For example, one project I worked on was to help similar Operational areas come up with consistent support organizations. To help the group come to a consensus on a new design that would work for all areas, we first brainstormed a list of criteria of what was most important to all. We then generated options and, during the evaluation process, the group was able to gain greater clarity on what was important to them, to select an option or to combine options that would help gain the most benefits while mitigating drawbacks.
You can build the best organization design, but it takes not only people, but also the right people to make it effective. Therefore, special care must be taken in determining the hiring process. There are two things to keep in mind when filling the roles:
1) Fill the most senior open roles first.
2) Even if the role is only a little bit different than it was before, post it anyway. In fact, post it even if there is an incumbent already in the role. The trouble you go to now will ensure that you have the right fit of talent and that incumbents clearly understand they have a new role.
For example, after much effort was put into the design of a new centralized training organization, energy waned when it came to filling the new roles. The selected overall leader had a different vision for the new organization and his direct reports were incumbents who preferred their former responsibilities over the new ones. These hiring decisions caused the implementation effort to be delayed for several months, costing the organization money and credibility among key stakeholders and clients.
Plan for implementation, paying close attention to the “people” issues involved. A big change requires a great deal of detailed planning to make it effective. Consider pacing (going neither too fast or too slow), sequencing of changes, pilot efforts, and communication in your plans. Additionally, ensure that your plans involve alignment of people practices to the new organization, such as union renegotiations, compensation issues, training needs, performance measures. Many redesign efforts neglect this last point and then find themselves with a wonderful design that isn’t realized in day-to-day practices.

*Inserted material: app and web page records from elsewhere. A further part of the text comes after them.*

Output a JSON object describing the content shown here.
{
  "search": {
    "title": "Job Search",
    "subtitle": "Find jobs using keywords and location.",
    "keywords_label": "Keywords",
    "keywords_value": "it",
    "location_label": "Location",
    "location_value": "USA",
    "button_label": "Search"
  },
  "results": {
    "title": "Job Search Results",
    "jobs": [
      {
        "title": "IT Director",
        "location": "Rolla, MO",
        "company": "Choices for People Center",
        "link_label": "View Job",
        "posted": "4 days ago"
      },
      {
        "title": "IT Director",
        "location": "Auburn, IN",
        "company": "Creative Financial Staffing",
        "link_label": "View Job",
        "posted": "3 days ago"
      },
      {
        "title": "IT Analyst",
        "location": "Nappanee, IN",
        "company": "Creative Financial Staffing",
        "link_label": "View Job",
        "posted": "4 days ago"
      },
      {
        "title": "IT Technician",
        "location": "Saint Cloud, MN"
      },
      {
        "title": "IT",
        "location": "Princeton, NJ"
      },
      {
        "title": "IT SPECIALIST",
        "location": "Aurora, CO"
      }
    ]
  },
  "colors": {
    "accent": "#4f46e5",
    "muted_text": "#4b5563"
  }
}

Bottom Line: Is Organization Redesign a One-Time Thing?
A great leader is one who, when necessary, is willing not only to recreate his or her organization and entire approach to business, but also to anticipate those changes. And remember: The final concept that a leader needs to keep in mind is that by the time changes are implemented, it may be time to change again.
Does your organization need an Extreme Makeover? Check out the other resources (including a free assessment: How effective is your organization design) available online at www.acceleraconsultinggroup.com or give us a call at 407.376.8522 for a free consultation. We accelerate results by igniting leadership and organizational potential!